>>>
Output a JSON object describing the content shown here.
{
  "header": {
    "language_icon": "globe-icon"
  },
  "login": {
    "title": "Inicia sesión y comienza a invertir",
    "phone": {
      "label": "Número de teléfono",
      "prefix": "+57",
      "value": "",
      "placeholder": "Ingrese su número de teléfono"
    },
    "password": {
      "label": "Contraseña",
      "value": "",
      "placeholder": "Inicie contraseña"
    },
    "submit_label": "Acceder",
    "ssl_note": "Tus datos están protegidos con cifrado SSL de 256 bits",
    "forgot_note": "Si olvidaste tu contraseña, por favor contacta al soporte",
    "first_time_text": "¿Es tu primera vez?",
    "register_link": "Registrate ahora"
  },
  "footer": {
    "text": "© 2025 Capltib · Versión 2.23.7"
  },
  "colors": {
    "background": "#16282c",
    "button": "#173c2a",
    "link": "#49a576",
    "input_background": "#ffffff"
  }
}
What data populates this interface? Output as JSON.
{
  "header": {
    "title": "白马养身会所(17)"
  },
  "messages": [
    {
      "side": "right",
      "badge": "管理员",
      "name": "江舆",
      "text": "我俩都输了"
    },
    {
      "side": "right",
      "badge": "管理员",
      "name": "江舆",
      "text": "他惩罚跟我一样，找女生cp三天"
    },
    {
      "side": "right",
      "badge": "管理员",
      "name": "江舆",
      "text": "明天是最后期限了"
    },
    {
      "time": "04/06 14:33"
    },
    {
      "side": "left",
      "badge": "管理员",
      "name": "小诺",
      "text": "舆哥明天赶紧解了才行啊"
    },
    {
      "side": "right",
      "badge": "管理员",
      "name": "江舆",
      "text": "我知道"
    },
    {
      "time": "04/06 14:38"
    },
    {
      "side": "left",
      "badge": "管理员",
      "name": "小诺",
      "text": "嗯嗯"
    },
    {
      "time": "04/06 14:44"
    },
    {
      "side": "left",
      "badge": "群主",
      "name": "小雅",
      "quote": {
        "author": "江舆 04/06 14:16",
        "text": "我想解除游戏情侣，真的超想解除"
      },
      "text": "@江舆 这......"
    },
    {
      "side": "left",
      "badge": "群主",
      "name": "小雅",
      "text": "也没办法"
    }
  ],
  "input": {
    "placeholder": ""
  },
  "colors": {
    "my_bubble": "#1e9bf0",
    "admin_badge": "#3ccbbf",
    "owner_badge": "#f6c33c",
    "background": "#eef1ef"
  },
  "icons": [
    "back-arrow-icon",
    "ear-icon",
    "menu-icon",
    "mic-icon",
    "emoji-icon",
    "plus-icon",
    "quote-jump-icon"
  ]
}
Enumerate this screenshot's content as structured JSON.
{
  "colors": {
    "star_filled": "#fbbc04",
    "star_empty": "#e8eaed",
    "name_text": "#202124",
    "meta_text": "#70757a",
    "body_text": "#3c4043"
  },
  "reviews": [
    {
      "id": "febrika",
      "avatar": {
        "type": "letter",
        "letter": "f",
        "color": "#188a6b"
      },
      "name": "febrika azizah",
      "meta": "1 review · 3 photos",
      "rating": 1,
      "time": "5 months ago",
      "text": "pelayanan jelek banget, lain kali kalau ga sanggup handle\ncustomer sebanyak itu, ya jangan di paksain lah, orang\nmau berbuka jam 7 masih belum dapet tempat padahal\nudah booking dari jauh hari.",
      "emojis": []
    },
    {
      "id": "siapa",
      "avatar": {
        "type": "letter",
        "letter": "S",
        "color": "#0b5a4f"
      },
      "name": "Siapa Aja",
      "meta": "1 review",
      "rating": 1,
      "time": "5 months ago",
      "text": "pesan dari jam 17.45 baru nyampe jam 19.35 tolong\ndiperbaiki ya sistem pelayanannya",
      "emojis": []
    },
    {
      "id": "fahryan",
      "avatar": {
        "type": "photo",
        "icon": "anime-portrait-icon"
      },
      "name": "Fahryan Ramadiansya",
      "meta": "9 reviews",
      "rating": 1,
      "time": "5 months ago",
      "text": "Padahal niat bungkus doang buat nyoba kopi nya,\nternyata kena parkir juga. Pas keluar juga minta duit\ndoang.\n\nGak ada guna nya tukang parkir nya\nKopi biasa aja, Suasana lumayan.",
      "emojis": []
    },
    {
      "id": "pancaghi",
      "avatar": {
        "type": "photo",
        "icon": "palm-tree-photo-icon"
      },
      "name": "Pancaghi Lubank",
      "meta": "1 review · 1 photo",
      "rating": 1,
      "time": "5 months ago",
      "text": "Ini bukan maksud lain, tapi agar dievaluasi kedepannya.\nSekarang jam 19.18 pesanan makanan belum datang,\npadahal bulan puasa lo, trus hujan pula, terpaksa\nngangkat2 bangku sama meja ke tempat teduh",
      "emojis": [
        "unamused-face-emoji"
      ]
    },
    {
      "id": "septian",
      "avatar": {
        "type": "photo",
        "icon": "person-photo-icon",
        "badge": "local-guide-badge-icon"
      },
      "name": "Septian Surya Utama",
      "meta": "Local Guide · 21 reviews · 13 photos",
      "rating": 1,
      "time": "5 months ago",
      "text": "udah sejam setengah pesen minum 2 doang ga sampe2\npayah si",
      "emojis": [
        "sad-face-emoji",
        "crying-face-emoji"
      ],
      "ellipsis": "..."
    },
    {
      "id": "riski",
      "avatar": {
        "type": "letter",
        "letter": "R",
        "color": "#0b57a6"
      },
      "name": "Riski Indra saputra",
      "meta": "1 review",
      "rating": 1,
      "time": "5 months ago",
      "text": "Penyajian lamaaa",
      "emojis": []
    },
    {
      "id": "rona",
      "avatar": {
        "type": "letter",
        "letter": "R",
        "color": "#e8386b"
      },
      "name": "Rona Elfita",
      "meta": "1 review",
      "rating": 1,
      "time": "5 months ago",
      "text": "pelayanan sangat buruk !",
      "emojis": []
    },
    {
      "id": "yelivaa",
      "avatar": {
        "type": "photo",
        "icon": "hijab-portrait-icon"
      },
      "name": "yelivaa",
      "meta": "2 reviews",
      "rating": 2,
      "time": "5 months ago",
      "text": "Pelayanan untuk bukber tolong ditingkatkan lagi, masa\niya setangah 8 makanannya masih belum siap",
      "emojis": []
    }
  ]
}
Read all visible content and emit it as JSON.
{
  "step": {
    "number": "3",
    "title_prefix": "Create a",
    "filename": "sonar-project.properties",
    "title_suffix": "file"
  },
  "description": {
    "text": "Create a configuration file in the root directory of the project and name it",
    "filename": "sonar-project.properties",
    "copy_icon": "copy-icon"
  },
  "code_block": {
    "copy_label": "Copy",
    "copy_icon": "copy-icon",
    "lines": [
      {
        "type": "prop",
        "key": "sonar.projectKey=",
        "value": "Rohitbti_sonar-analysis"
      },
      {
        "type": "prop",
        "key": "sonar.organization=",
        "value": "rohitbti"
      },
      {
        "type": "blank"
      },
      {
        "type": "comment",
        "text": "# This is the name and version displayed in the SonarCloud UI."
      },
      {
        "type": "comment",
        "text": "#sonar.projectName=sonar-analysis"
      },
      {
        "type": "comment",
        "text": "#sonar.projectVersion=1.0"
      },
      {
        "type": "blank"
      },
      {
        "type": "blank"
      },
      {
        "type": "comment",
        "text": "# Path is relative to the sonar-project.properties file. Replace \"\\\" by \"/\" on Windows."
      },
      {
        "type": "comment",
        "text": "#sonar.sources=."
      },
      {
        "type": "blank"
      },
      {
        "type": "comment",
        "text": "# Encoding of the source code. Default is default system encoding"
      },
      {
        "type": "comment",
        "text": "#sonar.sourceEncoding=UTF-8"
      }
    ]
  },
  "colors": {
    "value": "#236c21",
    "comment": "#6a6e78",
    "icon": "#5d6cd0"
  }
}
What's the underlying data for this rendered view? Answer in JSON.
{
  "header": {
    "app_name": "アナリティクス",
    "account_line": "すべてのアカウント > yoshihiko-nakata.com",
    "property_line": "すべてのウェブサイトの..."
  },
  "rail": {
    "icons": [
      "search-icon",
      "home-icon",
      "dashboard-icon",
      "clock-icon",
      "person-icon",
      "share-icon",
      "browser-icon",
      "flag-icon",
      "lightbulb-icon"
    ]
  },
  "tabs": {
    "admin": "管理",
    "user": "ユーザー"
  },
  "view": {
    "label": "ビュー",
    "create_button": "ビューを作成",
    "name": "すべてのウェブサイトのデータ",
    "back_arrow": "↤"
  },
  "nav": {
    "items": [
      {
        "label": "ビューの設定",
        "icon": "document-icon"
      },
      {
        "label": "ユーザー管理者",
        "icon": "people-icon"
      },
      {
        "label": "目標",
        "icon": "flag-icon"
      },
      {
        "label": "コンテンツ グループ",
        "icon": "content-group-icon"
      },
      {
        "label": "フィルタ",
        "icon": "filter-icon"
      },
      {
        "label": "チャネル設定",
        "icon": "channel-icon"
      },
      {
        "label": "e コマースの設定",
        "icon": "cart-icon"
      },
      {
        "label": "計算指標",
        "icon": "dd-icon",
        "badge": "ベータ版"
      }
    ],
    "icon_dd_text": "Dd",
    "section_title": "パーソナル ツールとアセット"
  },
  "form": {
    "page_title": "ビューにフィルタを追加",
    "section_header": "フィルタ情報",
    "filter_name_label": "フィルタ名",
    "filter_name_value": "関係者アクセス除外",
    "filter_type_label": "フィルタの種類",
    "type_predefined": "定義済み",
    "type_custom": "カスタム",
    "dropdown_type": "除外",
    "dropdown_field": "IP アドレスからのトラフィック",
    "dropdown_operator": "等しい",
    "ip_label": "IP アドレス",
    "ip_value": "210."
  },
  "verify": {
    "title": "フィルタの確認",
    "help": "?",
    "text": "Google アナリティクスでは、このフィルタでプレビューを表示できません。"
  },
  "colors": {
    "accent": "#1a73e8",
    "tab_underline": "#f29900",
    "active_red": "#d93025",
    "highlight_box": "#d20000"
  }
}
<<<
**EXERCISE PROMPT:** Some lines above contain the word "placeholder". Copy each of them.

**OUTPUT OF THE EXERCISE:**
      "placeholder": "Ingrese su número de teléfono"
      "placeholder": "Inicie contraseña"
    "placeholder": ""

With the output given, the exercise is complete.